In one case, Schneeberger drugged a woman before raping her in the examining room of a rural hospital in Kipling, Sask.
Prosecutors said he gave her a powerful anesthestic, Versed, that left her unable to move or cry out for help before attacking her in 1992.
Schneeberger, 38, was also convicted of sexually assaulting a second patient twice -- once in 1994, and again in 1995.
But the judge acquitted him on a charge of using a sedative in those attacks. He was also found not guilty of endangering a life with improper use of drugs.
The doctor almost got away with his crime by slicing open his arm in an act of gruesome skulduggery.

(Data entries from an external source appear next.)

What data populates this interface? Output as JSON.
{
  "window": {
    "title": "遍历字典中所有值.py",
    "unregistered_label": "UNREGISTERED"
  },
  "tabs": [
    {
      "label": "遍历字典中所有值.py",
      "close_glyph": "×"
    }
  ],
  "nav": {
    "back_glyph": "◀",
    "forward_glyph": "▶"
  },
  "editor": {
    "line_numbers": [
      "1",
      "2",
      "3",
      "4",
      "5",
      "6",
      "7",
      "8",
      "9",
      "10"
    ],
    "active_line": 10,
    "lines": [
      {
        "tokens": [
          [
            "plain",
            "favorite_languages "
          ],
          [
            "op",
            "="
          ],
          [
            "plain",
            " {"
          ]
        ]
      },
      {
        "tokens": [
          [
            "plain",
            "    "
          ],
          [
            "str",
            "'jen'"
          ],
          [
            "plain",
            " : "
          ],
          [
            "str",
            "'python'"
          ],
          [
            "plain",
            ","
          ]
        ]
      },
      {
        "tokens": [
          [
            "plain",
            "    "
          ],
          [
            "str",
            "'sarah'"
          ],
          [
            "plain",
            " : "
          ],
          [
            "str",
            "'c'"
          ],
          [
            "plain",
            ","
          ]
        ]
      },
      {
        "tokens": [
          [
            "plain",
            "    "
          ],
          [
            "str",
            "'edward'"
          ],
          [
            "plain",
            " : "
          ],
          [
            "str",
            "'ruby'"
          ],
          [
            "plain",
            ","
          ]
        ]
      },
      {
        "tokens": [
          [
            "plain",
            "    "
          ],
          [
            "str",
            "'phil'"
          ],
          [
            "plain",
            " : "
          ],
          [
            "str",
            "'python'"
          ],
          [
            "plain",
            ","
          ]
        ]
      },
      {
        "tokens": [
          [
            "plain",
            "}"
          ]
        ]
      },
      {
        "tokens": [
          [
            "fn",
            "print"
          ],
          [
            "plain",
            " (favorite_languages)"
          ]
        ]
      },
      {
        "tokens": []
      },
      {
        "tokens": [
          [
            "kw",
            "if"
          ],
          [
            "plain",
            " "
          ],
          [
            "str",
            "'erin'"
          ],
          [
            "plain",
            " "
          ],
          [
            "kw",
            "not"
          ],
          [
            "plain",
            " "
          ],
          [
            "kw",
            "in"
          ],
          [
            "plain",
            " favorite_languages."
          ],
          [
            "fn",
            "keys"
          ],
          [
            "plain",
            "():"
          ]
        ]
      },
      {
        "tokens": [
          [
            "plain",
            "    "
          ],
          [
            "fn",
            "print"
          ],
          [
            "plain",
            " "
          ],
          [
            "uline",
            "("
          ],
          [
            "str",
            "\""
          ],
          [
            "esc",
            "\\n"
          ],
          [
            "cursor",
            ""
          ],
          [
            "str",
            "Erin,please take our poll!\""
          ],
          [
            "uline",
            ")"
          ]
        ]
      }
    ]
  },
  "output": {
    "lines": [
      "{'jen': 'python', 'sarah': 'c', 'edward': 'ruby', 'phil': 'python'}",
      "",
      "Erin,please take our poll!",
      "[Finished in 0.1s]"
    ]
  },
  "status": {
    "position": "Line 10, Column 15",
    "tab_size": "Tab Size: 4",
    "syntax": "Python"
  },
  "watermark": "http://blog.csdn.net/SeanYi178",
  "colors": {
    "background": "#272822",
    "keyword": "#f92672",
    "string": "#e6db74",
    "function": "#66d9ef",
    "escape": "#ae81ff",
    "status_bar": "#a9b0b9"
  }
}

During the trial, Schneeberger admitted placing a plastic tube full of a male patient's blood into his arm to try to trick police investigating the women's allegations against him.
On three occasions -- in 1992, 1993, and 1996 -- a lab technician withdrew blood from his arm for police, but in each case the sample came from the tube instead of his vein.
At first police doubted the women's allegations because the DNA blood samples did not match the rapist's semen.
Detectives eventually charged the doctor after obtaining a sample of his hair, which matched the semen but not the earlier blood.
In addition to sexual assault, Schneeberger was convicted of obstructing justice.
A small crowd jeered him as he was handcuffed and led away from the courthouse Thursday.
"This is a glorious day that I've waited for for seven years," said one of the victims, now 29.
"I hope he rots because that's exactly what he deserves for all the hurt (he) caused," she said.